The best essays are hidden in plain sight. It’s simply about YOU as an AUTHENTIC, REAL teenager.
Not reading the school’s website.
A college website is no different than a brochure to buy a car. It’s an advertisement with all the information you need about the school (Other than an actual campus visit)
However, do not use the website information to sound like you are working in their advertising department. Here is an example of that….as well as too many clichés to count. (That itself is a cliché)
“Penn Nursing’s motto, “Care to Change the World,” speaks to who I am. I want to be that nurse practitioner who impacts families, who betters society, and who makes a difference. I want to be that PNP who smiles, who makes children feel comfortable, and who heals. And Penn’s School of Nursing will help me achieve that goal. Where else can you gain clinical exposure in the sophomore year with access to world-class hospitals, such as The Children’s Hospital of Pennsylvania? Where else do you have the opportunity to engage in real-world research, like at LIFE, and improve quality of elder care? But practical experience is just one side of the double helix of education. The rigor of Penn’s academic curriculum also calls my name. The emphasis on leadership appeals to me.”
Don’t sound like you are reviewing the college for a magazine or practicing to become a restaurant critic” “Strolling around the tree lined Quad in the shadow of magnificent architecture hearing students discussing issues ranging from evolution, to hypothesizing Lincoln’s views on current politics, the energy and intellectual diversity on campus was palpable.”
BE SPECIFIC: Why do you want to go to our school?

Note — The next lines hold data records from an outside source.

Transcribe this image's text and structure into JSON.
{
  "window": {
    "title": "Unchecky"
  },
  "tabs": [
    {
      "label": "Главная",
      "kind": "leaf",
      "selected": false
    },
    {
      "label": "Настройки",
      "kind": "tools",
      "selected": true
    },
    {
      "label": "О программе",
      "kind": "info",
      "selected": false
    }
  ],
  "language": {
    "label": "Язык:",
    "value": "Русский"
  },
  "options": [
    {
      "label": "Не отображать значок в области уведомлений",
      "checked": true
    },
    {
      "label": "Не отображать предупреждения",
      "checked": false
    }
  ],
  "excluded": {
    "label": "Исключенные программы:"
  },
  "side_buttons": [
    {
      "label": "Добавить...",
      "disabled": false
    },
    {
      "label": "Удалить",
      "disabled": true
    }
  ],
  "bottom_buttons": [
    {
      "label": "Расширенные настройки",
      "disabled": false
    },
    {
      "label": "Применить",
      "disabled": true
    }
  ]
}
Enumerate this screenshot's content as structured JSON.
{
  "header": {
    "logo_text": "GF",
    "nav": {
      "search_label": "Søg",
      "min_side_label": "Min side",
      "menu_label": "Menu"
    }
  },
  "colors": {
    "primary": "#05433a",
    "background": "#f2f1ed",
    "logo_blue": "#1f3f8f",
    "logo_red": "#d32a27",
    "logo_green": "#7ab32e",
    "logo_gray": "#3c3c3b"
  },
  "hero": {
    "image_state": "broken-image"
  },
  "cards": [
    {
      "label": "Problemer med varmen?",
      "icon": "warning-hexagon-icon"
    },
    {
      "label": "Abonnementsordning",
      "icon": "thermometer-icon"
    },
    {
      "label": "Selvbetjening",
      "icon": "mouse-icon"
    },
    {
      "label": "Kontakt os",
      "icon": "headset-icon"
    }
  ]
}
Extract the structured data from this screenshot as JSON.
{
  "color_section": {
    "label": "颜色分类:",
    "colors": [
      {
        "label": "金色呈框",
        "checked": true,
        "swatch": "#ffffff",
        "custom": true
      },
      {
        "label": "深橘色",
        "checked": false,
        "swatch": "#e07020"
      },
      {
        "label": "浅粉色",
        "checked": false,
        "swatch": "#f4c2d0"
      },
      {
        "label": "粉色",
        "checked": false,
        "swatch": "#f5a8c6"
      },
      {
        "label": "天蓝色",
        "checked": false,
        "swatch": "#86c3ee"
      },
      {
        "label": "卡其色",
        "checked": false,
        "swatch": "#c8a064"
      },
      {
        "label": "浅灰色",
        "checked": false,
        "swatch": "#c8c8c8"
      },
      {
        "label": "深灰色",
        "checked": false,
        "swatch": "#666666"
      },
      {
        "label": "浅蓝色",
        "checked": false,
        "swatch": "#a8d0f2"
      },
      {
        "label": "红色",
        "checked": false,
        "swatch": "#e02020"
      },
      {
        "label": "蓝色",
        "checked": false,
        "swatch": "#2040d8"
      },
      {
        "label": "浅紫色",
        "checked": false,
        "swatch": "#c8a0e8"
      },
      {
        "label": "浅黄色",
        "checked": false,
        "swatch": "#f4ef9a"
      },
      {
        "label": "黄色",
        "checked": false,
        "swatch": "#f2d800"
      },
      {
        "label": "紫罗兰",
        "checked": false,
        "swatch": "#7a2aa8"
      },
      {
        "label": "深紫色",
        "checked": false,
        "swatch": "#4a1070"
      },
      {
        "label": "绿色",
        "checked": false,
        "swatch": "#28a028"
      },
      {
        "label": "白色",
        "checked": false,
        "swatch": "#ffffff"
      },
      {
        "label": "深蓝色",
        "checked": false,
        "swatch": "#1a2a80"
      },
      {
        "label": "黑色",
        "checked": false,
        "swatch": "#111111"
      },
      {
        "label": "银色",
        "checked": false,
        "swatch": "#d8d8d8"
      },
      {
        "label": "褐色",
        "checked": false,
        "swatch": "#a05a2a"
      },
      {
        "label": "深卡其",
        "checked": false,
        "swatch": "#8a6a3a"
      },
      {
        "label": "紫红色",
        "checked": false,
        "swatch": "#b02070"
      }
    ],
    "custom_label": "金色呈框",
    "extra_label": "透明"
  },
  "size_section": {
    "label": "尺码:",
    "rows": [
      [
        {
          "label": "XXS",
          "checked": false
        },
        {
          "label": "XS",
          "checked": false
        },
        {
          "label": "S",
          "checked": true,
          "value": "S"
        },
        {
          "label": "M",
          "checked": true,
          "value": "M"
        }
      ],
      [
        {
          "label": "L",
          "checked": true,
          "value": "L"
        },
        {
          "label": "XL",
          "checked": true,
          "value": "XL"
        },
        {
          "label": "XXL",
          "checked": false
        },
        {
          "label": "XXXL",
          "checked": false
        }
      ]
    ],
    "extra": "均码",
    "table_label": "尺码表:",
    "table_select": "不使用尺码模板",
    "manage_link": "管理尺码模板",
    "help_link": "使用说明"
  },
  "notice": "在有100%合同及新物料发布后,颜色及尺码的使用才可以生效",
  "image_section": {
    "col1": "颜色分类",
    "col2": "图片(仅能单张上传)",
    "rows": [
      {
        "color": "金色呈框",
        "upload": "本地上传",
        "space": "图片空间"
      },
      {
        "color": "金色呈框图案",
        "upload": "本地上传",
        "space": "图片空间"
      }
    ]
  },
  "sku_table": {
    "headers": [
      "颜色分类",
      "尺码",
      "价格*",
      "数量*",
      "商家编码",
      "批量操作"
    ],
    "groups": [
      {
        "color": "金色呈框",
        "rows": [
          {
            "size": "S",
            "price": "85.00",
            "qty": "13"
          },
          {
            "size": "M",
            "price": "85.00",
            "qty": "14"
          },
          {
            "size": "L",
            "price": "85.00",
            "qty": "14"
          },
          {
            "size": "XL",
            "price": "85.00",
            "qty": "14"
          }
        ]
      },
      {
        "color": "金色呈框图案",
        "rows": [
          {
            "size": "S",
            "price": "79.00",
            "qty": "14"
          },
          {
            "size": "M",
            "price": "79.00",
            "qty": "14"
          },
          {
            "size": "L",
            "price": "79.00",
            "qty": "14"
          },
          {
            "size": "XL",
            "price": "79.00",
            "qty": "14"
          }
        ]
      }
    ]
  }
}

What are the SPECIFIC things the school says about….Academics, Internships, Clubs, Organizations and Traditions that appeals to you? And SPECIFICALLY WHY?
DON’T KISS THEIR $#[email protected]%. Telling them it’s a prestigious university with distinguished professors, unparalleled resources and a spectacular campus tells them nothing that they don’t already know…and you sound like a Kiss Up!
For now, I lied. I’m only giving you 9 mistakes. This one deserves a separate post because it’s more about writing structure and some bad writing habits to avoid. More on this another time. Soon. I promise.
These are overused and clichéd topics…(The SEVEN DEADLY SINS)….
i) Vacation: Club Med / Costa Rica/ Cruise
ii) Sports Injuries
vii) Relationship break-ups
HOWEVER….THEY ARE FINE IF your perspective is authentic and imperfect • It’s Okay to Fail • How I discovered my love of science when all I really wanted to do was impress a girl in class.
DON’T BE NEGATIVE.
- “Students at my high school are insanely cutthroat, only caring about their own grades”
- “I’ve grown up at a school full of upper-middle class white people”
- “Our new administration was completely incompetent”
- “Forced to work with others”
- “I want to study abroad to get away from my parents”
- “I am very competitive in every aspect of my life. It is important to me to show that I am better than everyone else”
- “Escape the complaints of my overbearing mother” Not just negativity….THINK ABOUT WHAT YOU ARE SAYING
- “Any time we did not get the desired results from an experiment, we modified the data for the sake of getting good grades”
- “I and my group of insatiably curious young geniuses”
- “I know I want to do something with the human body”
- “My favorite aspect of the school is its location. As an avid skier and snowboarder, I am overjoyed that Cornell is less than half an hour away from a nearby ski resort”
This post comes from my book, College Application Essays – Stand Out, Get In.
It’s been so well received that top performing school districts around the country are buying it for their Guidance Dept and English teachers.
Feel free to check out my website: WriteToCollege.com and best of luck to everyone.